Of course, the in-body stabilization is massively useful for video shooters as well and allows you to get steadier handheld footage. Vloggers may have a bit of trouble since the LCD screen isn't fully articulating. You can use the PlayMemories Mobile app on your smartphone as a viewfinder, those this means both your hands will be tied up if you hold the camera in your other hand. This functionality can be very useful, however, if you want to place the camera somewhere before an event, for example, and control it from far away.
What I Liked
- Ergonomic and control improvements
- Highly customizable interface
- Responsive viewfinder
- Very good battery life
- Powerful and accurate autofocus system with excellent tracking
- Helpful manual focus aids
- Fast burst rate with deep buffer
- Improved color, particularly skin tones
- Excellent dynamic range and file latitude
- Strong high-ISO performance
- Superb in-body stabilization
- Good weather-sealing
- Great quality video
What I Didn't Like
- Only one card slot is UHS-II
- LCD screen does not fully articulate
- AF-On button placement and size
- AF point can be hard to see
- Menu system is still confusing
Conclusion and Purchase

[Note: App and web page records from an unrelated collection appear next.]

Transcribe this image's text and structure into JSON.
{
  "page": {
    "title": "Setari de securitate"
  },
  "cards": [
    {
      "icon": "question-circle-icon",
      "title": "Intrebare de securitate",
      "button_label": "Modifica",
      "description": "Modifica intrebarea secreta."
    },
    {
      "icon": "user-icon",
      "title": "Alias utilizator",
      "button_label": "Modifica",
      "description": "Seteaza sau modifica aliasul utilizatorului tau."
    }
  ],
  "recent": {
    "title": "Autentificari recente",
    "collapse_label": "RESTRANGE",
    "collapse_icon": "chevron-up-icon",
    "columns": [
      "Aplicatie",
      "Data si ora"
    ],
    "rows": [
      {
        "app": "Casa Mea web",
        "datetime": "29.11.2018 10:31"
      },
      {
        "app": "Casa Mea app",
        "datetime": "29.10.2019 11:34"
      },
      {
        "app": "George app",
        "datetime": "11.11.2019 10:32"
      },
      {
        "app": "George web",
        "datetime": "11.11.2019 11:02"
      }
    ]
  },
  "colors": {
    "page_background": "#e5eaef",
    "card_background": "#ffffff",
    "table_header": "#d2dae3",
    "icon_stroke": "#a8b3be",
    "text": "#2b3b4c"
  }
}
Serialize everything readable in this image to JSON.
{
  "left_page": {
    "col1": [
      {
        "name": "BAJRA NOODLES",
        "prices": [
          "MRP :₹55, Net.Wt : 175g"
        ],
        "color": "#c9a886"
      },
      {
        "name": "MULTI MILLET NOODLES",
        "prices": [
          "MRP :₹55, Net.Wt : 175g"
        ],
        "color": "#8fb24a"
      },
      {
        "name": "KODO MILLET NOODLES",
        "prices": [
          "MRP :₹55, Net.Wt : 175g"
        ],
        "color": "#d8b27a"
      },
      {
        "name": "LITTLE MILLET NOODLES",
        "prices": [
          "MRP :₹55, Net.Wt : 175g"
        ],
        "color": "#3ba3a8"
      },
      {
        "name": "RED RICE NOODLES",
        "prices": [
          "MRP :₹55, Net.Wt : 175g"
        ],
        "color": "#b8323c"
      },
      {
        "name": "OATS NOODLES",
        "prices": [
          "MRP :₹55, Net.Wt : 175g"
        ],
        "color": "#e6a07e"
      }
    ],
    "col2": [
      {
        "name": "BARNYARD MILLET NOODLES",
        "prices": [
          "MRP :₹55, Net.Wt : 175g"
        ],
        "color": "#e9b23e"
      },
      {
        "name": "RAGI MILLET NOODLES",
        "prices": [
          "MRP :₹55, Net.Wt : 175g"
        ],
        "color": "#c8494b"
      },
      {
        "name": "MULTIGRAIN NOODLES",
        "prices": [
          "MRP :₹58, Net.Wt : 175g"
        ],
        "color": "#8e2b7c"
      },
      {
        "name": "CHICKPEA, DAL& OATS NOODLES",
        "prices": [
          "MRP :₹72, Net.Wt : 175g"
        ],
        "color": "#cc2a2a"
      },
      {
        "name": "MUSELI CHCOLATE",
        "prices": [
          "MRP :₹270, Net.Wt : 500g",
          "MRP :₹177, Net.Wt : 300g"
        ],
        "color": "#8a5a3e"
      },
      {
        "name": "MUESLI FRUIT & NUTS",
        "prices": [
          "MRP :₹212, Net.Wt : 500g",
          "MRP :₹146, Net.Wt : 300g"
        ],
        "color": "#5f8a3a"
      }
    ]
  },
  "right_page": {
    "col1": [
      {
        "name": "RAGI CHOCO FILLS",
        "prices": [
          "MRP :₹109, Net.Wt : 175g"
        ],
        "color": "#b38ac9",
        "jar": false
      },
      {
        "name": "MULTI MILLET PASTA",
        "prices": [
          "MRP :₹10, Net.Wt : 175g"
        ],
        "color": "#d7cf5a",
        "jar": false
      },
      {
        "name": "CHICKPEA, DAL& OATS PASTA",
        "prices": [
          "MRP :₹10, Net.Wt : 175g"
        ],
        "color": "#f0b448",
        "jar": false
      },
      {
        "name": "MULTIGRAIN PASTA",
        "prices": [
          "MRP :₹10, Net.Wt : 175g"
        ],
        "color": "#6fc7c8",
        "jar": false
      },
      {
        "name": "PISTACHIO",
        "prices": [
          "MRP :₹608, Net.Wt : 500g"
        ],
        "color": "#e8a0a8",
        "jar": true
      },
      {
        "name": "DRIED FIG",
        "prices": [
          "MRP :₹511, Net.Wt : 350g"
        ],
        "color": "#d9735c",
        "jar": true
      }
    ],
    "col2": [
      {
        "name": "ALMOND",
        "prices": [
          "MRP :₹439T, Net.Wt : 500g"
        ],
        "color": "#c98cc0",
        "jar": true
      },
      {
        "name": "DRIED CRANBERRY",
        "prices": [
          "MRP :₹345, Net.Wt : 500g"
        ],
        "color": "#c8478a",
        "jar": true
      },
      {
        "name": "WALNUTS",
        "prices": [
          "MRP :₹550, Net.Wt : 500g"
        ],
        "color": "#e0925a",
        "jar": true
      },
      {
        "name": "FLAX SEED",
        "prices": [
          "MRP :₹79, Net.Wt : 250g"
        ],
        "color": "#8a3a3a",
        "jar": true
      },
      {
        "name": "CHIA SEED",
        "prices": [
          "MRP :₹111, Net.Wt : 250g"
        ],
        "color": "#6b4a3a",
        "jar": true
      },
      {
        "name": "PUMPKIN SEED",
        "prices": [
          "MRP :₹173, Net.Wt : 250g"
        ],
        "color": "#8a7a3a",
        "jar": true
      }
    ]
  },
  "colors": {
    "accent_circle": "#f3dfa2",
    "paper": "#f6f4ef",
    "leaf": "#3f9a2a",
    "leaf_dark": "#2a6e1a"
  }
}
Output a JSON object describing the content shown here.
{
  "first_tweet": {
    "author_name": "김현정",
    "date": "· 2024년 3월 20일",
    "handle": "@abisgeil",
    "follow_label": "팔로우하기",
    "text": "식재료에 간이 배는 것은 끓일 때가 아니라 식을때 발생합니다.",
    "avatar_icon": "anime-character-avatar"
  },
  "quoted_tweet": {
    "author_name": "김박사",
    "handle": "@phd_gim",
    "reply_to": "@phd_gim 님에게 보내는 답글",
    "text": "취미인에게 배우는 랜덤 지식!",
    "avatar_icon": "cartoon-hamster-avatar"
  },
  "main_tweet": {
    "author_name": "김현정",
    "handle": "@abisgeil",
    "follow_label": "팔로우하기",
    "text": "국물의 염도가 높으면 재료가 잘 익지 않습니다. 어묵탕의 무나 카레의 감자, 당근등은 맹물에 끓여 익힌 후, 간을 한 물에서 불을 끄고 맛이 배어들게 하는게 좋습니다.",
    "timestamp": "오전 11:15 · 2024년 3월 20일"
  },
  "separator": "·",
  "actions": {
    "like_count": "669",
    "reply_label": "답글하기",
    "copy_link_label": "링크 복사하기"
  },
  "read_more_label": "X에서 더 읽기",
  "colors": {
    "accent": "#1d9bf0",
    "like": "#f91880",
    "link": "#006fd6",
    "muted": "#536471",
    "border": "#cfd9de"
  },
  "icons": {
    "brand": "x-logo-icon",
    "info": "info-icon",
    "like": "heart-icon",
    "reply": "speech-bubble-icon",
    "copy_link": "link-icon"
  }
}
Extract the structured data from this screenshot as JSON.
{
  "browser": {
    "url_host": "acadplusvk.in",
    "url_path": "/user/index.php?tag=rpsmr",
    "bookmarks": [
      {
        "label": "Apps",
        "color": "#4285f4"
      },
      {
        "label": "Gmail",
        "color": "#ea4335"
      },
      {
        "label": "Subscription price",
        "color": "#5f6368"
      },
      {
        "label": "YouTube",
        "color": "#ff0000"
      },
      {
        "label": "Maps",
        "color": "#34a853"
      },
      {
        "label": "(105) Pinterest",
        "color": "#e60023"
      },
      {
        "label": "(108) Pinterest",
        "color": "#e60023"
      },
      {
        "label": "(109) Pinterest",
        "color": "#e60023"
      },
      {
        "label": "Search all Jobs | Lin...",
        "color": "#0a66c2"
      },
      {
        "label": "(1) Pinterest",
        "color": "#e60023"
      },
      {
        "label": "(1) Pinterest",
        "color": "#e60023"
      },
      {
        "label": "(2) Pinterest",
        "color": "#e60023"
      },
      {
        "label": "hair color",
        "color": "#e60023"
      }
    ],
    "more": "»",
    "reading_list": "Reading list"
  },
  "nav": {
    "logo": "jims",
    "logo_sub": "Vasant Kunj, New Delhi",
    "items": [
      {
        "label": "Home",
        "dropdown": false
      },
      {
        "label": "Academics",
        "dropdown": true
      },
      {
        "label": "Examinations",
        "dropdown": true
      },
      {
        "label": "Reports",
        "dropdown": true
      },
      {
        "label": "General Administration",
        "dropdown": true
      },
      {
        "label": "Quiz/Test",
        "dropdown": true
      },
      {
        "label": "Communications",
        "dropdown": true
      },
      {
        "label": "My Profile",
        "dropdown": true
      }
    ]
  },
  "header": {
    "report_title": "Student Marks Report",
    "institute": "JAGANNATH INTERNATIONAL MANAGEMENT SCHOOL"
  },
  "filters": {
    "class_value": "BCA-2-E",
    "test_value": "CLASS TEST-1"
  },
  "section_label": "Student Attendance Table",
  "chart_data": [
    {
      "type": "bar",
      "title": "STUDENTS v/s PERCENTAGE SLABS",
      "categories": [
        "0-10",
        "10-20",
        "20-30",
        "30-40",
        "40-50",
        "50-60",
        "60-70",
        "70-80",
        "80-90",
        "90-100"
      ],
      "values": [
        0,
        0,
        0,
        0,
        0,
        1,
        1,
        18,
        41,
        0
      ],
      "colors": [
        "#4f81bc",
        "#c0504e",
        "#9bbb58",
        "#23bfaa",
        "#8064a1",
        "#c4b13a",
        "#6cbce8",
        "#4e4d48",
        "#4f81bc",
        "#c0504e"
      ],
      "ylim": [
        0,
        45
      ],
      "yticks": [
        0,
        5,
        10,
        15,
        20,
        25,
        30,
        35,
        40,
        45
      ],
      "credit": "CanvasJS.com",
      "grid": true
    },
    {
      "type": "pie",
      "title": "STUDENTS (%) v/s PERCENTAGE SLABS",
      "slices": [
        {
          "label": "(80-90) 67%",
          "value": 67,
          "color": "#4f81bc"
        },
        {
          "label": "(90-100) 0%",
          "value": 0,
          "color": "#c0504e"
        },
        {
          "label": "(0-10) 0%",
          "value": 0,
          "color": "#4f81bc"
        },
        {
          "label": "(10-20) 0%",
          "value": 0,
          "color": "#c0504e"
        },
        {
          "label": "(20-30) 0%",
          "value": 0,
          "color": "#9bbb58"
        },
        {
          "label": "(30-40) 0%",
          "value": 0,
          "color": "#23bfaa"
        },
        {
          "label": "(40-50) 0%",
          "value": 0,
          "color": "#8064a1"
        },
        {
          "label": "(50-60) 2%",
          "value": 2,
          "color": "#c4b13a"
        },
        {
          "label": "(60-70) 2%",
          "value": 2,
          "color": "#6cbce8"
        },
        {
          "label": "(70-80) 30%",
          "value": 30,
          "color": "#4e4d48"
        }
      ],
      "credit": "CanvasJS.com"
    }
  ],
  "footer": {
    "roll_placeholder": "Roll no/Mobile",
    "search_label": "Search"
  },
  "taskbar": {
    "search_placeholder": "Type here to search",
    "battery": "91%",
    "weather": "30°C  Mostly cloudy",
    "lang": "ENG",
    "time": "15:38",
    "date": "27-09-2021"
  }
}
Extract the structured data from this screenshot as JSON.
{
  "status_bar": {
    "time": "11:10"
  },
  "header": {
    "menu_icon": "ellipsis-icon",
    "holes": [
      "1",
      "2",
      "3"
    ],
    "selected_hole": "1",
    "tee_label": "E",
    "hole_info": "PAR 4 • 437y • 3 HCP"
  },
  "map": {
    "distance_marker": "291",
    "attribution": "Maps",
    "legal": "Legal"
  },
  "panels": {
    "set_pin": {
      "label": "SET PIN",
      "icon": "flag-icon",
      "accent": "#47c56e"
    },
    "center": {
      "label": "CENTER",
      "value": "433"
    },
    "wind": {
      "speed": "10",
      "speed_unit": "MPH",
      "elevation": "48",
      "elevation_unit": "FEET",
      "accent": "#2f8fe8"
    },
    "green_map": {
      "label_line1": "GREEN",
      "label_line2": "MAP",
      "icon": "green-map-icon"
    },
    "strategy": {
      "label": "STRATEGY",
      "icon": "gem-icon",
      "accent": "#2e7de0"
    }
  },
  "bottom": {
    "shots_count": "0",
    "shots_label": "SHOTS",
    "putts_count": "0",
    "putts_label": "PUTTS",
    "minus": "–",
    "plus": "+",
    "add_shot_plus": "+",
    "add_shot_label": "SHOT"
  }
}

While there's always room for improvement, it's hard to find serious faults with the camera Sony has made at the price point it sits at. Simply put, the Sony a7 III is the best all-around camera out there, and it's priced at a truly impressive point. With its great sensor, excellent autofocus performance, high frame rate, excellent low-light performance, good battery life, and high-quality video output, there are few situations or genres it can't tackle with ease. While the crazy frame rate of the a9 and the high resolution of the a7R III are often the talk around photography circles, the a7 III quietly checks almost every box 95 percent of photographers and videographers need checked at a price far below those of its bigger siblings, and for that, it's a no-brainer to recommend it wholeheartedly. You can purchase yours here.